A number of people have drowned in the Pacific Ocean, and experts believe a majority of these deaths happen because people panicked when a rip current pulled them from shore. Nationally, lifeguards rescue approximately 60,000 people from drowning a year, and an estimated 80 percent are caused by rip currents.
Signs of a rip current
- A break in the incoming wave pattern
- A channel of churning, choppy water
- A line of foam or debris moving seaward
- A difference in water color
If caught in a rip current
- Stay calm
- Don’t fight the current
- Swim in a direction following the shoreline (parallel to the shore)
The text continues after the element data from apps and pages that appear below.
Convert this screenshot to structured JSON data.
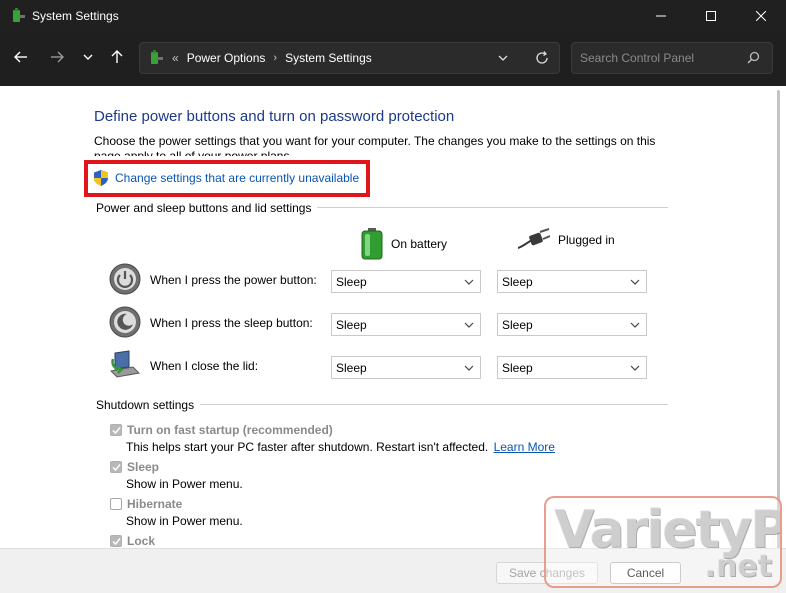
{
  "window": {
    "title": "System Settings"
  },
  "address": {
    "sep": "«",
    "crumbs": [
      "Power Options",
      "System Settings"
    ],
    "chev": "›"
  },
  "search": {
    "placeholder": "Search Control Panel"
  },
  "page": {
    "heading": "Define power buttons and turn on password protection",
    "description": "Choose the power settings that you want for your computer. The changes you make to the settings on this page apply to all of your power plans.",
    "change_link": "Change settings that are currently unavailable"
  },
  "power_buttons": {
    "group_label": "Power and sleep buttons and lid settings",
    "col_battery": "On battery",
    "col_plugged": "Plugged in",
    "rows": [
      {
        "label": "When I press the power button:",
        "battery": "Sleep",
        "plugged": "Sleep"
      },
      {
        "label": "When I press the sleep button:",
        "battery": "Sleep",
        "plugged": "Sleep"
      },
      {
        "label": "When I close the lid:",
        "battery": "Sleep",
        "plugged": "Sleep"
      }
    ]
  },
  "shutdown": {
    "group_label": "Shutdown settings",
    "items": [
      {
        "label": "Turn on fast startup (recommended)",
        "desc": "This helps start your PC faster after shutdown. Restart isn't affected.",
        "link": "Learn More",
        "checked": true
      },
      {
        "label": "Sleep",
        "desc": "Show in Power menu.",
        "checked": true
      },
      {
        "label": "Hibernate",
        "desc": "Show in Power menu.",
        "checked": false
      },
      {
        "label": "Lock",
        "checked": true
      }
    ]
  },
  "footer": {
    "save_label": "Save changes",
    "cancel_label": "Cancel"
  },
  "watermark": {
    "text": "VarietyPC",
    "suffix": ".net"
  },
  "colors": {
    "heading": "#1d3a8a",
    "link": "#0a55b5",
    "highlight": "#e0141b",
    "titlebar": "#202020"
  }
}
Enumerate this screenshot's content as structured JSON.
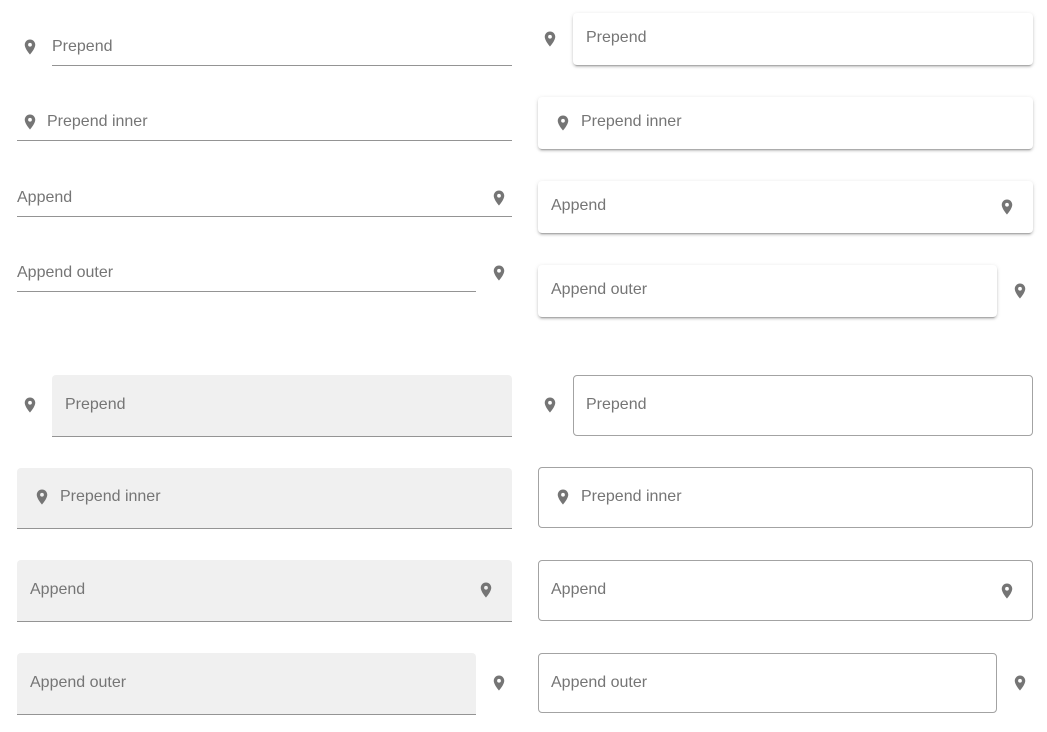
{
  "icon": {
    "name": "map-marker-icon",
    "color": "#757575"
  },
  "standard": {
    "prepend": "Prepend",
    "prepend_inner": "Prepend inner",
    "append": "Append",
    "append_outer": "Append outer"
  },
  "solo": {
    "prepend": "Prepend",
    "prepend_inner": "Prepend inner",
    "append": "Append",
    "append_outer": "Append outer"
  },
  "filled": {
    "prepend": "Prepend",
    "prepend_inner": "Prepend inner",
    "append": "Append",
    "append_outer": "Append outer"
  },
  "outlined": {
    "prepend": "Prepend",
    "prepend_inner": "Prepend inner",
    "append": "Append",
    "append_outer": "Append outer"
  }
}
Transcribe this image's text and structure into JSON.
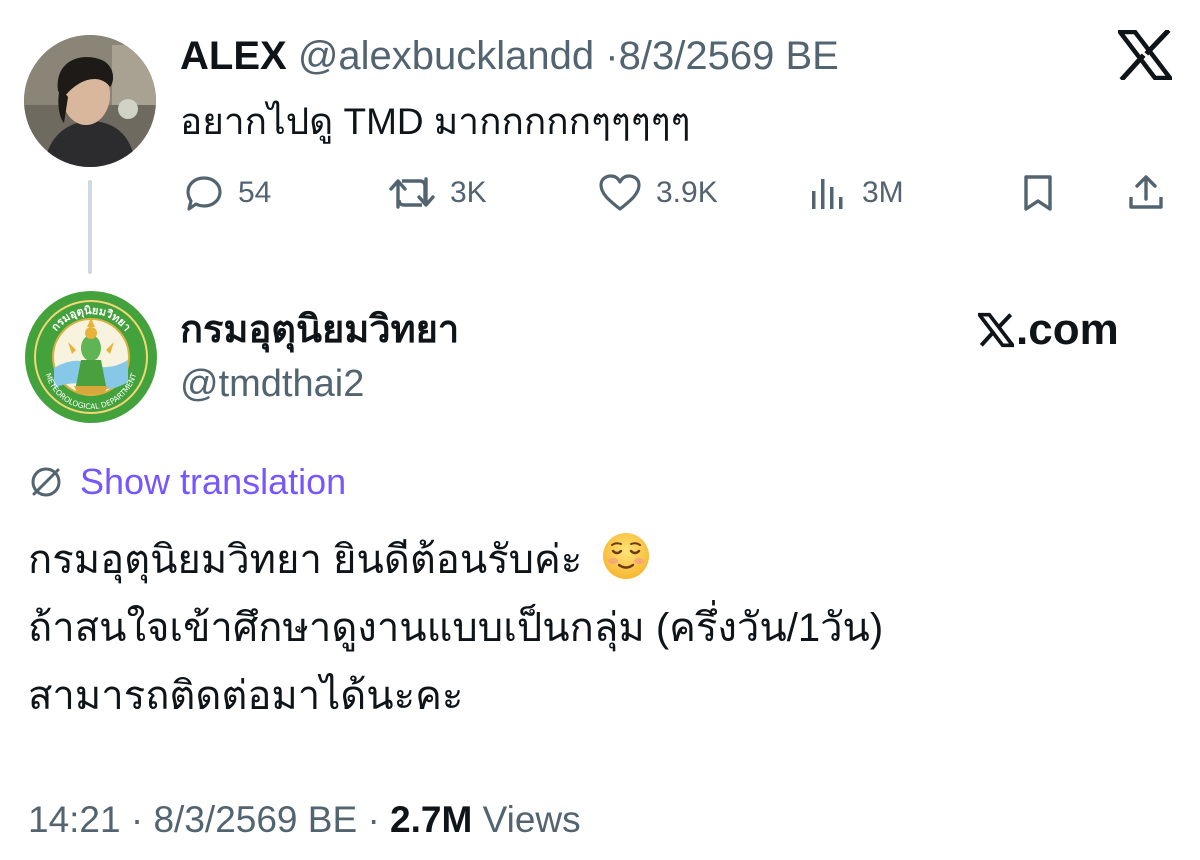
{
  "parent_tweet": {
    "display_name": "ALEX",
    "handle": "@alexbucklandd",
    "separator": "·",
    "date": "8/3/2569 BE",
    "text": "อยากไปดู TMD มากกกกกๆๆๆๆๆ",
    "actions": {
      "replies": "54",
      "reposts": "3K",
      "likes": "3.9K",
      "views": "3M"
    },
    "icons": [
      "x-logo-icon",
      "reply-icon",
      "repost-icon",
      "like-icon",
      "views-icon",
      "bookmark-icon",
      "share-icon"
    ]
  },
  "reply_tweet": {
    "display_name": "กรมอุตุนิยมวิทยา",
    "handle": "@tmdthai2",
    "avatar_text": "กรมอุตุนิยมวิทยา",
    "avatar_subtext": "METEOROLOGICAL DEPARTMENT",
    "brand": "𝕏.com",
    "brand_suffix": ".com",
    "translate_label": "Show translation",
    "lines": [
      "กรมอุตุนิยมวิทยา ยินดีต้อนรับค่ะ",
      "ถ้าสนใจเข้าศึกษาดูงานแบบเป็นกลุ่ม (ครึ่งวัน/1วัน)",
      "สามารถติดต่อมาได้นะคะ"
    ],
    "emoji": "smiling-face-emoji",
    "time": "14:21",
    "separator": "·",
    "date": "8/3/2569 BE",
    "views_count": "2.7M",
    "views_label": "Views"
  },
  "colors": {
    "text_primary": "#0f1419",
    "text_secondary": "#536471",
    "translate_link": "#7856ff",
    "thread_line": "#cfd9de",
    "seal_green": "#3f9a3a"
  }
}
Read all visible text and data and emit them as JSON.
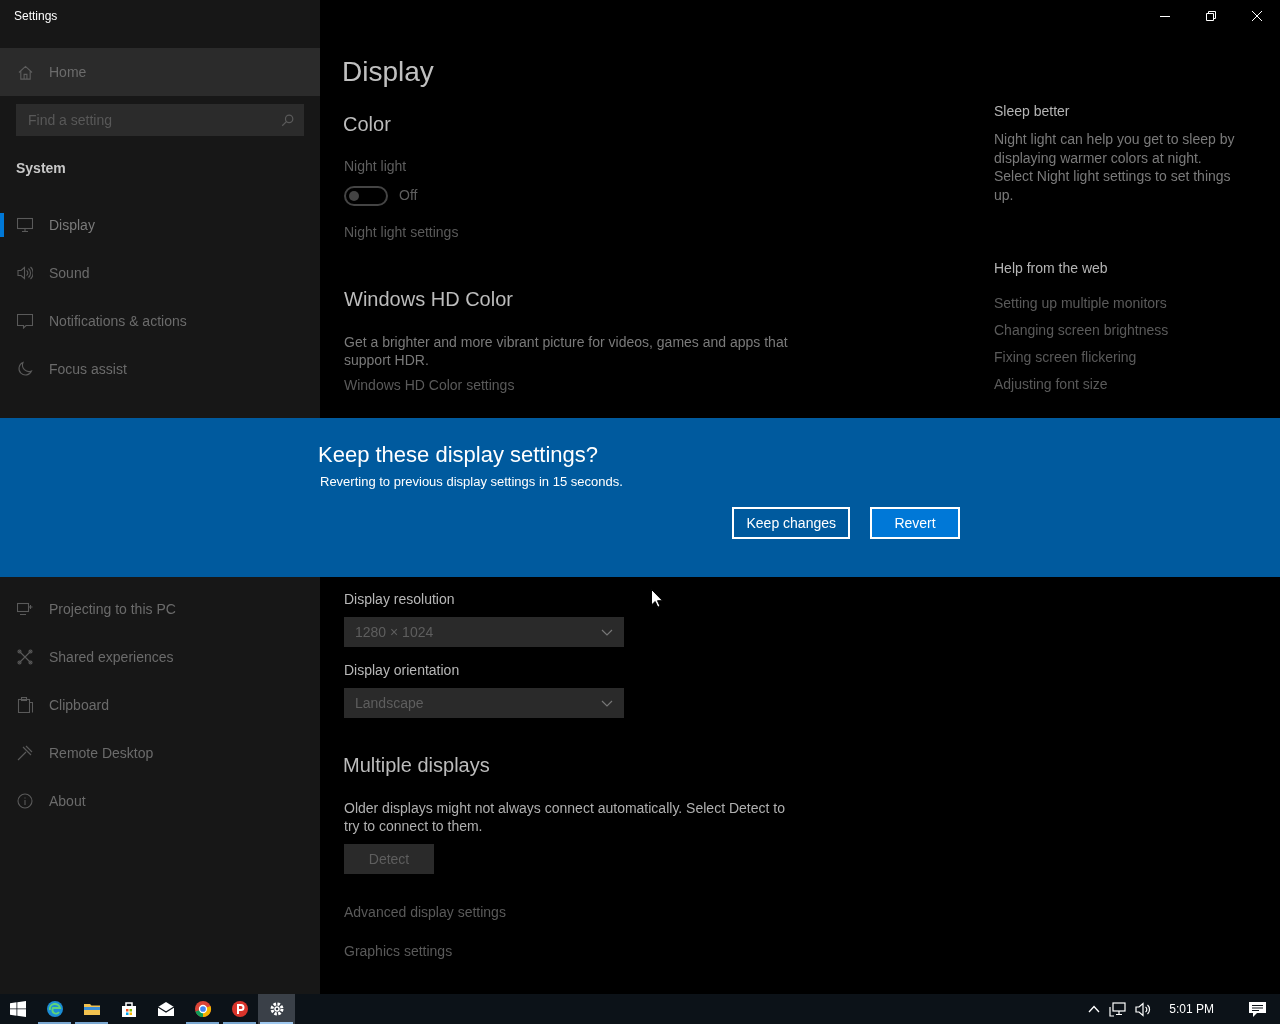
{
  "window": {
    "title": "Settings",
    "controls": [
      {
        "kind": "minimize"
      },
      {
        "kind": "restore"
      },
      {
        "kind": "close"
      }
    ]
  },
  "sidebar_upper": {
    "home": "Home",
    "search": {
      "placeholder": "Find a setting"
    },
    "section": "System",
    "items": [
      {
        "label": "Display",
        "kind": "display",
        "selected": true
      },
      {
        "label": "Sound",
        "kind": "sound",
        "selected": false
      },
      {
        "label": "Notifications & actions",
        "kind": "notifications",
        "selected": false
      },
      {
        "label": "Focus assist",
        "kind": "focus",
        "selected": false
      }
    ]
  },
  "page": {
    "title": "Display",
    "color_heading": "Color",
    "night_light": {
      "label": "Night light",
      "on": false,
      "state_text": "Off",
      "link": "Night light settings"
    },
    "hd_color": {
      "heading": "Windows HD Color",
      "description": "Get a brighter and more vibrant picture for videos, games and apps that support HDR.",
      "link": "Windows HD Color settings"
    }
  },
  "aside": {
    "tip_heading": "Sleep better",
    "tip_text": "Night light can help you get to sleep by displaying warmer colors at night. Select Night light settings to set things up.",
    "help_heading": "Help from the web",
    "help_links": [
      "Setting up multiple monitors",
      "Changing screen brightness",
      "Fixing screen flickering",
      "Adjusting font size"
    ]
  },
  "dialog": {
    "title": "Keep these display settings?",
    "message": "Reverting to previous display settings in 15 seconds.",
    "buttons": [
      {
        "label": "Keep changes",
        "selected": false
      },
      {
        "label": "Revert",
        "selected": true
      }
    ]
  },
  "sidebar_lower": {
    "items": [
      {
        "label": "Projecting to this PC",
        "kind": "projecting",
        "selected": false
      },
      {
        "label": "Shared experiences",
        "kind": "shared",
        "selected": false
      },
      {
        "label": "Clipboard",
        "kind": "clipboard",
        "selected": false
      },
      {
        "label": "Remote Desktop",
        "kind": "remote",
        "selected": false
      },
      {
        "label": "About",
        "kind": "about",
        "selected": false
      }
    ]
  },
  "page_lower": {
    "resolution": {
      "label": "Display resolution",
      "value": "1280 × 1024"
    },
    "orientation": {
      "label": "Display orientation",
      "value": "Landscape"
    },
    "multiple": {
      "heading": "Multiple displays",
      "description": "Older displays might not always connect automatically. Select Detect to try to connect to them.",
      "button": "Detect"
    },
    "links": [
      "Advanced display settings",
      "Graphics settings"
    ]
  },
  "taskbar": {
    "apps": [
      {
        "kind": "edge",
        "running": true,
        "selected": false
      },
      {
        "kind": "explorer",
        "running": true,
        "selected": false
      },
      {
        "kind": "store",
        "running": false,
        "selected": false
      },
      {
        "kind": "mail",
        "running": false,
        "selected": false
      },
      {
        "kind": "chrome",
        "running": true,
        "selected": false
      },
      {
        "kind": "p-app",
        "running": true,
        "selected": false
      },
      {
        "kind": "settings",
        "running": true,
        "selected": true
      }
    ],
    "time": "5:01 PM"
  }
}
- Float or tread water if you’re unable to escape by swimming. When the current weakens, swim at an angle (away from the current) toward shore.
- If you cannot reach shore, draw attention to yourself. Face the shore, call or wave for help.
Helping someone else
- Many people have died while trying to rescue others caught in rip currents.
- Don’t become a victim yourself. If a lifeguard is not present, shout directions on how to escape the current.
- If possible, throw something that floats to the rip current victim. Call 911.
- Three myths about rip currents
- Safety signs for download
- NOAA National Weather Service: How to avoid getting caught in a rip current
- United States Lifesaving Association: Rip currents
If caught in a rip:
- Don't fight the current
- Swim out of the current, then to shore
- If you can't escape, float or tread water
- If you need help, call or wave for assistance
Learn how to swim - Never swim alone - If in doubt don't go out.
Deaths due to rip currents in the US: 2015: 42 deaths; 2016: 68 deaths, 2017: 70 deaths
Break the grip of the rip